ACTION ITEM:
Work out how many lines in the entries below include the word "URLs", and give only that figure.

Entries taken from a collection:
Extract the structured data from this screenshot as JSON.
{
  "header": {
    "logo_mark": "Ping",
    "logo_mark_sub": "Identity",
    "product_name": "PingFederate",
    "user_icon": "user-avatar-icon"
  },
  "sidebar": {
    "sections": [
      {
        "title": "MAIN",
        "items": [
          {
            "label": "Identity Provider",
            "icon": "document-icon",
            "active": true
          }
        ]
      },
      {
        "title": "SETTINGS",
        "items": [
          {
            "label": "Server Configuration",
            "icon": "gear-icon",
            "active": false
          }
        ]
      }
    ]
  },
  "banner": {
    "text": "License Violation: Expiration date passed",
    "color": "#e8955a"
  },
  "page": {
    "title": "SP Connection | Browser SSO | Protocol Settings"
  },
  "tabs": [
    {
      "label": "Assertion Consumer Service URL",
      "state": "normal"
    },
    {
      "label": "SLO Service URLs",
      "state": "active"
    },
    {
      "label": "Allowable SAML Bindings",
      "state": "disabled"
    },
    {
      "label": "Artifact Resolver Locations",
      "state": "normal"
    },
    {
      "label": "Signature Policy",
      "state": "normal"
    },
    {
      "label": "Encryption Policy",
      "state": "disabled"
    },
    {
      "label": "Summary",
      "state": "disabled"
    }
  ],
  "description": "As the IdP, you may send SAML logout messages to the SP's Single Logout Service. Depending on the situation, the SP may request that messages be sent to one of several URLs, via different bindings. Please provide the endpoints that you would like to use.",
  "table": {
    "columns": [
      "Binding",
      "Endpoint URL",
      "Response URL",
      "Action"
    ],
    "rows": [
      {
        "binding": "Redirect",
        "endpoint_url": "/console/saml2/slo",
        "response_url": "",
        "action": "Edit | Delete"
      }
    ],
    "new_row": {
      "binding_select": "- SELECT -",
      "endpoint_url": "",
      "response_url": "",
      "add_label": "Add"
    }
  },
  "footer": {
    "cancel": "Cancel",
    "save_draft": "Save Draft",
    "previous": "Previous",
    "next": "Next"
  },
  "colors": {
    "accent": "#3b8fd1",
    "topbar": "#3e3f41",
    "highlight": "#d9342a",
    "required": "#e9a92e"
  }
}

RESPONSE BELOW:
2